- [Action item] Although the records include pictures, print only the rest, exactly as written.

:: Extracted entries

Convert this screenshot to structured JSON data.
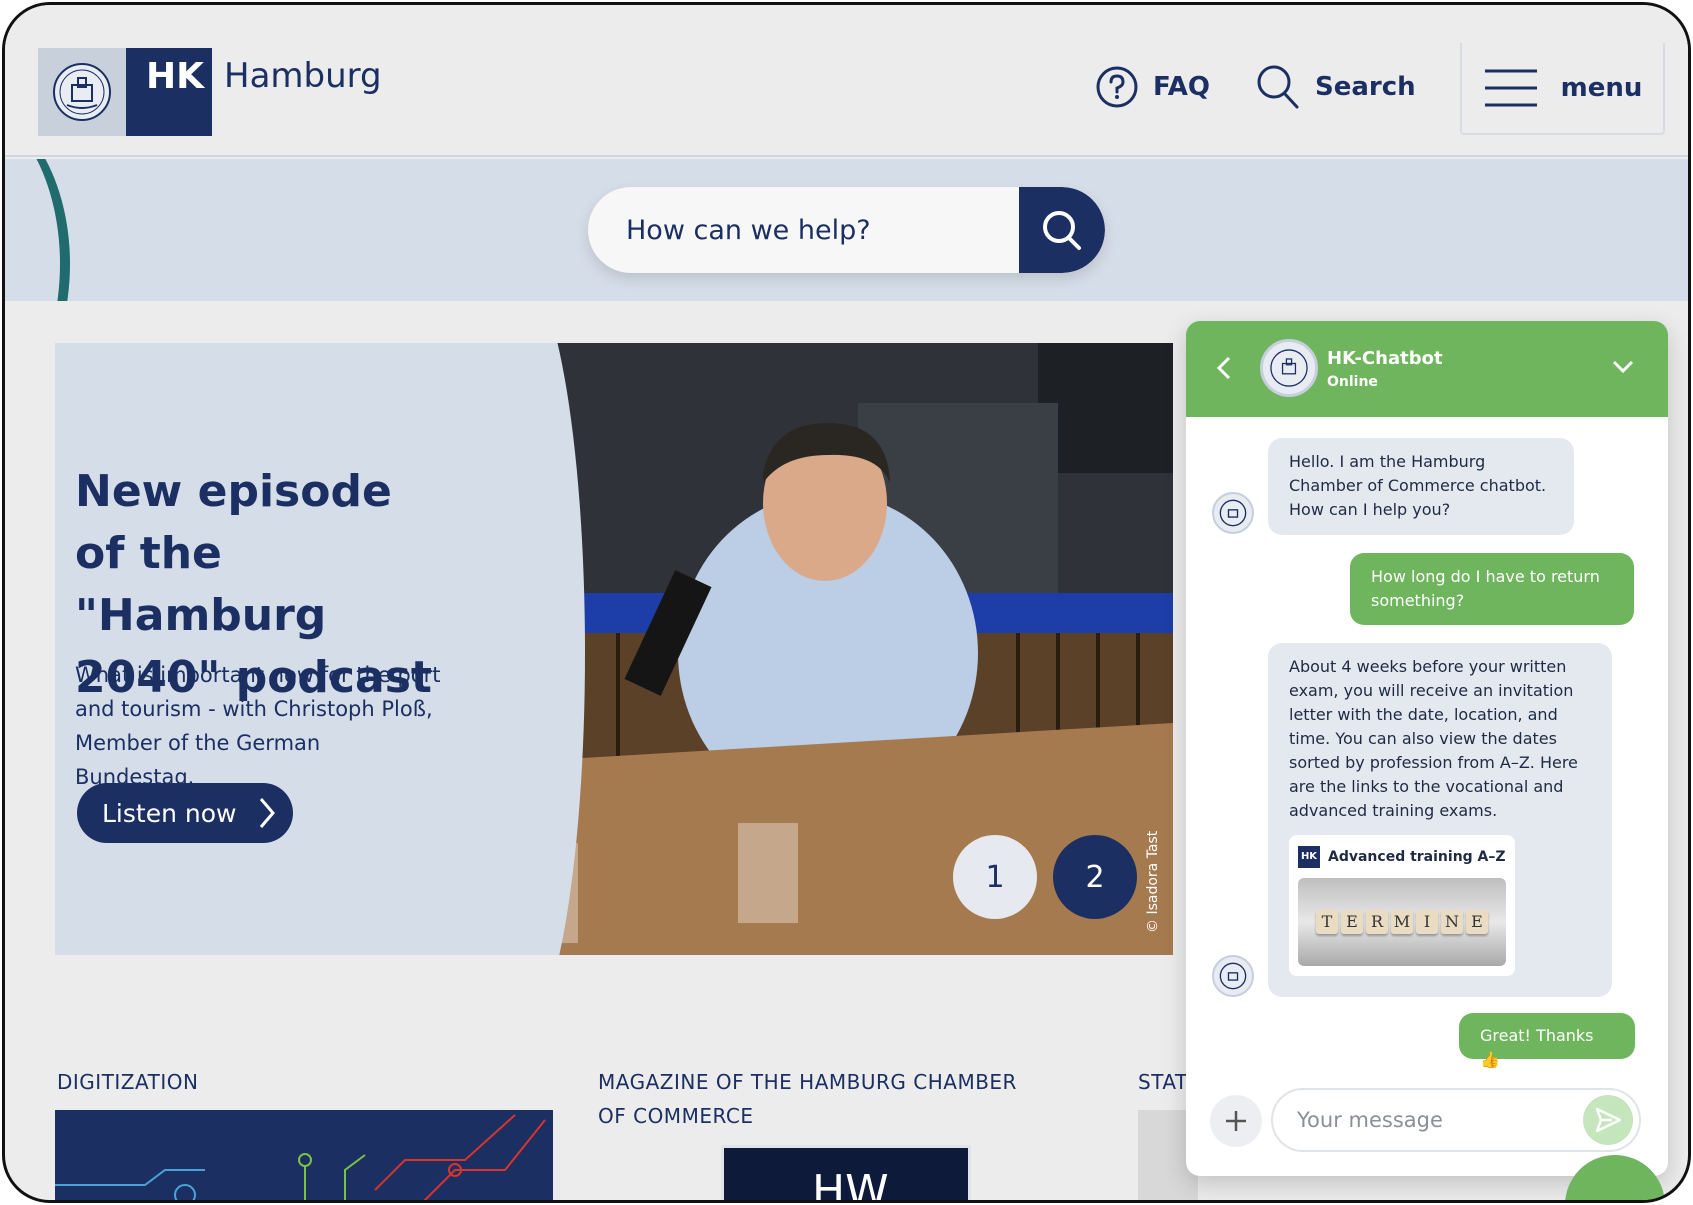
{
  "header": {
    "logo_abbr": "HK",
    "logo_city": "Hamburg",
    "faq_label": "FAQ",
    "search_label": "Search",
    "menu_label": "menu"
  },
  "search": {
    "placeholder": "How can we help?"
  },
  "hero": {
    "title": "New episode of the \"Hamburg 2040\" podcast",
    "subtitle": "What is important now for the port and tourism - with Christoph Ploß, Member of the German Bundestag.",
    "button_label": "Listen now",
    "photo_credit": "© Isadora Tast",
    "pages": [
      "1",
      "2"
    ],
    "current_page": 2
  },
  "sections": [
    {
      "label": "DIGITIZATION"
    },
    {
      "label": "MAGAZINE OF THE HAMBURG CHAMBER OF COMMERCE"
    },
    {
      "label": "STAT"
    }
  ],
  "chat": {
    "bot_name": "HK-Chatbot",
    "status": "Online",
    "messages": [
      {
        "from": "bot",
        "text": "Hello. I am the Hamburg Chamber of Commerce chatbot. How can I help you?"
      },
      {
        "from": "user",
        "text": "How long do I have to return something?"
      },
      {
        "from": "bot",
        "text": "About 4 weeks before your written exam, you will receive an invitation letter with the date, location, and time. You can also view the dates sorted by profession from A–Z. Here are the links to the vocational and advanced training exams."
      },
      {
        "from": "user",
        "text": "Great! Thanks 👍"
      }
    ],
    "link_card": {
      "tag": "HK",
      "title": "Advanced training A–Z",
      "image_word": [
        "T",
        "E",
        "R",
        "M",
        "I",
        "N",
        "E"
      ]
    },
    "input_placeholder": "Your message"
  },
  "colors": {
    "brand_navy": "#1b2f63",
    "chat_green": "#6fb55d",
    "band_blue": "#d5dde8",
    "accent_teal": "#1f6b6e"
  }
}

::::

- [Task solution]
Convert this screenshot to structured JSON data.
{
  "header": {
    "logo_abbr": "HK",
    "logo_city": "Hamburg",
    "faq_label": "FAQ",
    "search_label": "Search",
    "menu_label": "menu"
  },
  "search": {
    "placeholder": "How can we help?"
  },
  "hero": {
    "title": "New episode of the \"Hamburg 2040\" podcast",
    "subtitle": "What is important now for the port and tourism - with Christoph Ploß, Member of the German Bundestag.",
    "button_label": "Listen now",
    "photo_credit": "© Isadora Tast",
    "pages": [
      "1",
      "2"
    ],
    "current_page": 2
  },
  "sections": [
    {
      "label": "DIGITIZATION"
    },
    {
      "label": "MAGAZINE OF THE HAMBURG CHAMBER OF COMMERCE"
    },
    {
      "label": "STAT"
    }
  ],
  "chat": {
    "bot_name": "HK-Chatbot",
    "status": "Online",
    "messages": [
      {
        "from": "bot",
        "text": "Hello. I am the Hamburg Chamber of Commerce chatbot. How can I help you?"
      },
      {
        "from": "user",
        "text": "How long do I have to return something?"
      },
      {
        "from": "bot",
        "text": "About 4 weeks before your written exam, you will receive an invitation letter with the date, location, and time. You can also view the dates sorted by profession from A–Z. Here are the links to the vocational and advanced training exams."
      },
      {
        "from": "user",
        "text": "Great! Thanks 👍"
      }
    ],
    "link_card": {
      "tag": "HK",
      "title": "Advanced training A–Z",
      "image_word": [
        "T",
        "E",
        "R",
        "M",
        "I",
        "N",
        "E"
      ]
    },
    "input_placeholder": "Your message"
  },
  "colors": {
    "brand_navy": "#1b2f63",
    "chat_green": "#6fb55d",
    "band_blue": "#d5dde8",
    "accent_teal": "#1f6b6e"
  }
}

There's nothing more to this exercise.